Since 1989 the concept of 'civil war' has taken on new salience in international relations. Significant inquiries into inter-ethnic violence emphasizing studies of political community, identity, sovereignty and political organization have dominated the study of civil war in the past decade. Processes of social denationalization of national identity have become more prevalent in everyday politics.
In this book leading European scholars analyze the proposition that the world has returned to a system of neo-medievalism over a decade after the end of the Cold War. The chapters explore the idea that a system of overlapping authorities and crisis-crossing loyalties has arguably eliminated the absolute authority claimed and exercised by sovereign states.

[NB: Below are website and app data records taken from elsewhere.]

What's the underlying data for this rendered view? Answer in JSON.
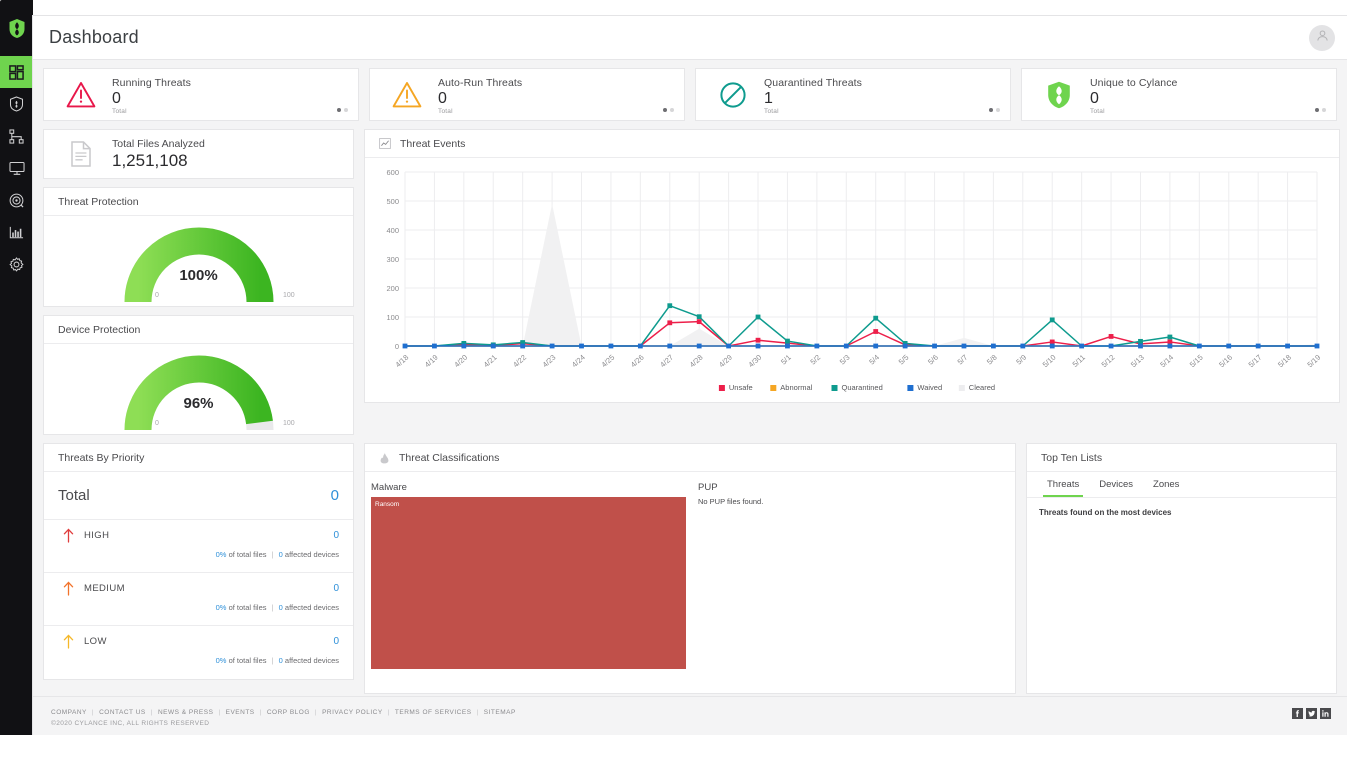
{
  "app": {
    "title": "Dashboard",
    "avatar_icon": "user-avatar-icon"
  },
  "sidebar": {
    "logo": "cylance-logo",
    "items": [
      {
        "name": "dashboard",
        "icon": "dashboard-grid-icon",
        "active": true
      },
      {
        "name": "protection",
        "icon": "shield-icon",
        "active": false
      },
      {
        "name": "zones",
        "icon": "zones-hierarchy-icon",
        "active": false
      },
      {
        "name": "devices",
        "icon": "monitor-icon",
        "active": false
      },
      {
        "name": "detection",
        "icon": "radar-icon",
        "active": false
      },
      {
        "name": "reports",
        "icon": "bar-chart-icon",
        "active": false
      },
      {
        "name": "settings",
        "icon": "gear-icon",
        "active": false
      }
    ]
  },
  "stats": [
    {
      "label": "Running Threats",
      "value": "0",
      "sub": "Total",
      "icon": "warning-triangle-red-icon",
      "color": "#e8174a"
    },
    {
      "label": "Auto-Run Threats",
      "value": "0",
      "sub": "Total",
      "icon": "warning-triangle-orange-icon",
      "color": "#f5a623"
    },
    {
      "label": "Quarantined Threats",
      "value": "1",
      "sub": "Total",
      "icon": "no-entry-icon",
      "color": "#0e9b8e"
    },
    {
      "label": "Unique to Cylance",
      "value": "0",
      "sub": "Total",
      "icon": "cylance-shield-green-icon",
      "color": "#6fd44e"
    }
  ],
  "total_files": {
    "label": "Total Files Analyzed",
    "value": "1,251,108",
    "icon": "document-icon"
  },
  "threat_protection": {
    "title": "Threat Protection",
    "percent_label": "100%",
    "percent": 100,
    "min_label": "0",
    "max_label": "100"
  },
  "device_protection": {
    "title": "Device Protection",
    "percent_label": "96%",
    "percent": 96,
    "min_label": "0",
    "max_label": "100"
  },
  "threat_events": {
    "title": "Threat Events",
    "icon": "line-chart-icon"
  },
  "chart_data": {
    "type": "line",
    "title": "Threat Events",
    "xlabel": "",
    "ylabel": "",
    "ylim": [
      0,
      600
    ],
    "yticks": [
      0,
      100,
      200,
      300,
      400,
      500,
      600
    ],
    "grid": true,
    "legend_position": "bottom",
    "categories": [
      "4/18",
      "4/19",
      "4/20",
      "4/21",
      "4/22",
      "4/23",
      "4/24",
      "4/25",
      "4/26",
      "4/27",
      "4/28",
      "4/29",
      "4/30",
      "5/1",
      "5/2",
      "5/3",
      "5/4",
      "5/5",
      "5/6",
      "5/7",
      "5/8",
      "5/9",
      "5/10",
      "5/11",
      "5/12",
      "5/13",
      "5/14",
      "5/15",
      "5/16",
      "5/17",
      "5/18",
      "5/19"
    ],
    "series": [
      {
        "name": "Unsafe",
        "color": "#ed1f4a",
        "values": [
          0,
          0,
          5,
          2,
          8,
          0,
          0,
          0,
          0,
          80,
          84,
          0,
          20,
          10,
          0,
          0,
          50,
          4,
          0,
          0,
          0,
          0,
          14,
          0,
          33,
          7,
          14,
          0,
          0,
          0,
          0,
          0
        ]
      },
      {
        "name": "Abnormal",
        "color": "#f5a623",
        "values": [
          0,
          0,
          0,
          0,
          0,
          0,
          0,
          0,
          0,
          0,
          0,
          0,
          0,
          0,
          0,
          0,
          0,
          0,
          0,
          0,
          0,
          0,
          0,
          0,
          0,
          0,
          0,
          0,
          0,
          0,
          0,
          0
        ]
      },
      {
        "name": "Quarantined",
        "color": "#0e9b8e",
        "values": [
          0,
          0,
          9,
          4,
          12,
          0,
          0,
          0,
          0,
          139,
          101,
          0,
          100,
          17,
          0,
          0,
          96,
          9,
          0,
          0,
          0,
          0,
          90,
          0,
          0,
          16,
          31,
          0,
          0,
          0,
          0,
          0
        ]
      },
      {
        "name": "Waived",
        "color": "#1f6fd0",
        "values": [
          0,
          0,
          0,
          0,
          0,
          0,
          0,
          0,
          0,
          0,
          0,
          0,
          0,
          0,
          0,
          0,
          0,
          0,
          0,
          0,
          0,
          0,
          0,
          0,
          0,
          0,
          0,
          0,
          0,
          0,
          0,
          0
        ]
      },
      {
        "name": "Cleared",
        "color": "#eeeeee",
        "values": [
          0,
          0,
          0,
          0,
          0,
          490,
          0,
          0,
          0,
          0,
          60,
          0,
          0,
          0,
          0,
          0,
          0,
          0,
          0,
          28,
          0,
          0,
          0,
          0,
          0,
          0,
          0,
          0,
          0,
          0,
          0,
          6
        ]
      }
    ]
  },
  "threats_by_priority": {
    "title": "Threats By Priority",
    "total_label": "Total",
    "total_value": "0",
    "rows": [
      {
        "name": "HIGH",
        "value": "0",
        "pct": "0%",
        "pct_suffix": "of total files",
        "devices": "0",
        "devices_suffix": "affected devices",
        "arrow_color": "#e03c3c"
      },
      {
        "name": "MEDIUM",
        "value": "0",
        "pct": "0%",
        "pct_suffix": "of total files",
        "devices": "0",
        "devices_suffix": "affected devices",
        "arrow_color": "#f2732b"
      },
      {
        "name": "LOW",
        "value": "0",
        "pct": "0%",
        "pct_suffix": "of total files",
        "devices": "0",
        "devices_suffix": "affected devices",
        "arrow_color": "#f5b829"
      }
    ],
    "separator": "|"
  },
  "threat_classifications": {
    "title": "Threat Classifications",
    "icon": "flame-icon",
    "malware": {
      "heading": "Malware",
      "block_label": "Ransom",
      "color": "#c0504a"
    },
    "pup": {
      "heading": "PUP",
      "empty_text": "No PUP files found."
    }
  },
  "top_ten": {
    "title": "Top Ten Lists",
    "tabs": [
      {
        "label": "Threats",
        "active": true
      },
      {
        "label": "Devices",
        "active": false
      },
      {
        "label": "Zones",
        "active": false
      }
    ],
    "caption": "Threats found on the most devices"
  },
  "footer": {
    "links": [
      "COMPANY",
      "CONTACT US",
      "NEWS & PRESS",
      "EVENTS",
      "CORP BLOG",
      "PRIVACY POLICY",
      "TERMS OF SERVICES",
      "SITEMAP"
    ],
    "separator": "|",
    "copyright": "©2020 CYLANCE INC, ALL RIGHTS RESERVED",
    "social": [
      {
        "name": "facebook-icon",
        "glyph": "f"
      },
      {
        "name": "twitter-icon",
        "glyph": "t"
      },
      {
        "name": "linkedin-icon",
        "glyph": "in"
      }
    ]
  }
}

As new actors have emerged, new social processes have also emerged. Not only is this gradually undoing international society, but such a system is radically transforming political life itself, returning it to something analogous to the medieval world. This book argues that an increasing lack of mutual recognition among entities, an absence of organized 'anarchy' and a much more complex pattern of relationships to consider, perhaps signifies a new Middle Ages.
The book is a special issue of the journal Civil Wars.